And although the chicken itself is only seasoned with salt and pepper, the blackberry sauce carries a flavour punch that will you blown away. You will want to bottle this sauce up and pour it over everything. It is the most exciting thing that happened in my kitchen in a long time!
Recipe tips and notes
- Make sure your chicken is the smallest you can find. Mine worked but was a bit too big.
- I wasn’t able to find unripe sour grapes, so I used regular green grapes.
- Instead of coriander/cilantro stalks I used a small amount of crushed coriander seeds.
More whole chicken recipes
- Air Fryer Greek Whole Chicken
- Rosemary and Thyme Roast Chicken and Potatoes
- Spatchcock Roast Chicken in Breadcrumbs and Potatoes
- Instant Pot Whole Chicken
Georgian Chicken Tabaka with Spicy Blackberry Sauce
- 1 small chicken 3 lbs
- salt and pepper
- 3-4 figs
- 1 tbsp vegetable oil
For the Blackberry Sauce
- 100 g / 3 ½ oz green grapes
- 300 g / 10 ½ oz blackberries
- 1 tbsp pomegranate molasses
- 2 garlic cloves minced
- ½ tsp cayenne pepper
- 1 tsp dried oregano
- 1 tsp crushed coriander seeds
- 1 tsp chopped fresh dill
- Preheat the oven to 350F/180C
- To spatchcock a chicken place it the breast side down and with a sharp knife cut along one side of a backbone then repeat with the other side. Remove the backbone and turn the bird the cut side down. Place the palm of your hand on the chicken breast and push down firmly to flatten it.
- Salt and pepper the chicken, then brown on each side in hot oil for 5 minutes on each side. (Follow the photo collage in the post for visual guidance.)
- Arrange halved figs around the chicken, cover the chicken with parchment paper cut to size and then weigh it down with something heavy like a cast iron pan and a brick.
- Finish cooking in the preheated oven for 35 minutes. If your chicken is slightly pale at the end of cooking time, uncover it and leave it in the oven for 5 minutes longer to get more colour on it.

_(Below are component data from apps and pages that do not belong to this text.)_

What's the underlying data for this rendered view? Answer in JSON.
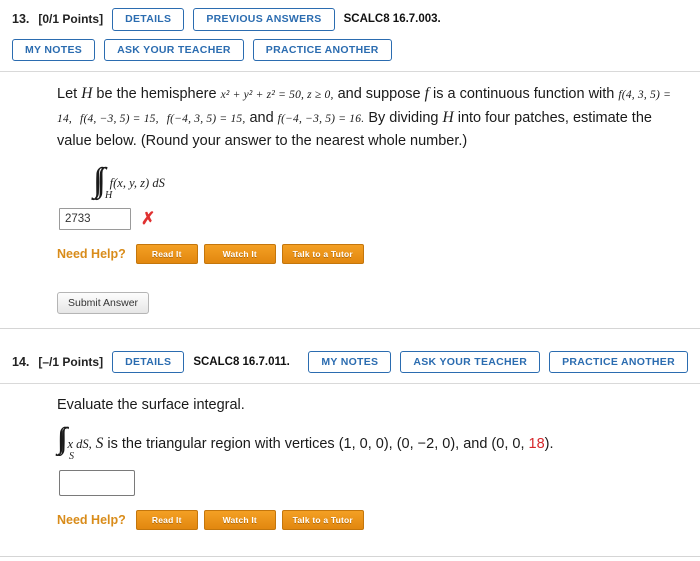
{
  "problem13": {
    "number": "13.",
    "points": "[0/1 Points]",
    "details_label": "DETAILS",
    "previous_answers_label": "PREVIOUS ANSWERS",
    "code": "SCALC8 16.7.003.",
    "my_notes_label": "MY NOTES",
    "ask_teacher_label": "ASK YOUR TEACHER",
    "practice_another_label": "PRACTICE ANOTHER",
    "text_part1": "Let ",
    "var_H": "H",
    "text_part2": " be the hemisphere ",
    "eq_hemisphere": "x² + y² + z² = 50, z ≥ 0,",
    "text_part3": " and suppose ",
    "var_f": "f",
    "text_part4": " is a continuous function with ",
    "val1": "f(4, 3, 5) = 14,",
    "val2": "f(4, −3, 5) = 15,",
    "val3": "f(−4, 3, 5) = 15,",
    "text_and": " and ",
    "val4": "f(−4, −3, 5) = 16.",
    "text_part5": " By dividing ",
    "var_H2": "H",
    "text_part6": " into four patches, estimate the value below. (Round your answer to the nearest whole number.)",
    "integral_sub": "H",
    "integral_arg": "f(x, y, z) dS",
    "answer_value": "2733",
    "answer_mark": "✗",
    "need_help_label": "Need Help?",
    "read_it_label": "Read It",
    "watch_it_label": "Watch It",
    "talk_tutor_label": "Talk to a Tutor",
    "submit_label": "Submit Answer"
  },
  "problem14": {
    "number": "14.",
    "points": "[–/1 Points]",
    "details_label": "DETAILS",
    "code": "SCALC8 16.7.011.",
    "my_notes_label": "MY NOTES",
    "ask_teacher_label": "ASK YOUR TEACHER",
    "practice_another_label": "PRACTICE ANOTHER",
    "prompt": "Evaluate the surface integral.",
    "integral_sub": "S",
    "integral_arg": "x dS,",
    "text_part1": " S",
    "text_part2": " is the triangular region with vertices (1, 0, 0), (0, −2, 0), and (0, 0, ",
    "highlight_value": "18",
    "text_part3": ").",
    "answer_value": "",
    "need_help_label": "Need Help?",
    "read_it_label": "Read It",
    "watch_it_label": "Watch It",
    "talk_tutor_label": "Talk to a Tutor"
  }
}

- Make the blackberry sauce while your chicken in in the oven. Process blackberries and green grapes together in a food processor or a blender and then push through a sieve into a saucepan, add pomegranate molasses and cook for 5 minutes over medium heat, then garlic, cayenne pepper, crushed coriander seeds and chopped dill, bring to a boil and take off the heat. Salt to taste.
- Serve the chicken tabaka with spicy blackberry sauce immediately.